── Extracted material ──

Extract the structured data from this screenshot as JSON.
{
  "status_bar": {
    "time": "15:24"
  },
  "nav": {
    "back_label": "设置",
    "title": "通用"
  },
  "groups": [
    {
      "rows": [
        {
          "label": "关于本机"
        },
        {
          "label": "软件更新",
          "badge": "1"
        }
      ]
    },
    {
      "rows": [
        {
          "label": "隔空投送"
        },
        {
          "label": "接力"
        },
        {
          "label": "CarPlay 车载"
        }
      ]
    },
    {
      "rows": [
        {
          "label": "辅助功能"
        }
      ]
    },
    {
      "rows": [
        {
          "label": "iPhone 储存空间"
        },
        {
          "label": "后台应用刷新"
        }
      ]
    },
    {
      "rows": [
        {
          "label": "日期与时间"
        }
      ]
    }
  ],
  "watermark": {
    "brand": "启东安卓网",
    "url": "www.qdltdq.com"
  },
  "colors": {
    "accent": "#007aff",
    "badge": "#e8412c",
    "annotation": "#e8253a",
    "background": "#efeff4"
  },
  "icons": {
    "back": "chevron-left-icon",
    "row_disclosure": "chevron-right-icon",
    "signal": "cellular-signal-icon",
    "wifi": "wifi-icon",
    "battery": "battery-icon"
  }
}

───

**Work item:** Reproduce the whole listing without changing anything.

**Written answer:**
Extract the structured data from this screenshot as JSON.
{
  "status_bar": {
    "time": "15:24"
  },
  "nav": {
    "back_label": "设置",
    "title": "通用"
  },
  "groups": [
    {
      "rows": [
        {
          "label": "关于本机"
        },
        {
          "label": "软件更新",
          "badge": "1"
        }
      ]
    },
    {
      "rows": [
        {
          "label": "隔空投送"
        },
        {
          "label": "接力"
        },
        {
          "label": "CarPlay 车载"
        }
      ]
    },
    {
      "rows": [
        {
          "label": "辅助功能"
        }
      ]
    },
    {
      "rows": [
        {
          "label": "iPhone 储存空间"
        },
        {
          "label": "后台应用刷新"
        }
      ]
    },
    {
      "rows": [
        {
          "label": "日期与时间"
        }
      ]
    }
  ],
  "watermark": {
    "brand": "启东安卓网",
    "url": "www.qdltdq.com"
  },
  "colors": {
    "accent": "#007aff",
    "badge": "#e8412c",
    "annotation": "#e8253a",
    "background": "#efeff4"
  },
  "icons": {
    "back": "chevron-left-icon",
    "row_disclosure": "chevron-right-icon",
    "signal": "cellular-signal-icon",
    "wifi": "wifi-icon",
    "battery": "battery-icon"
  }
}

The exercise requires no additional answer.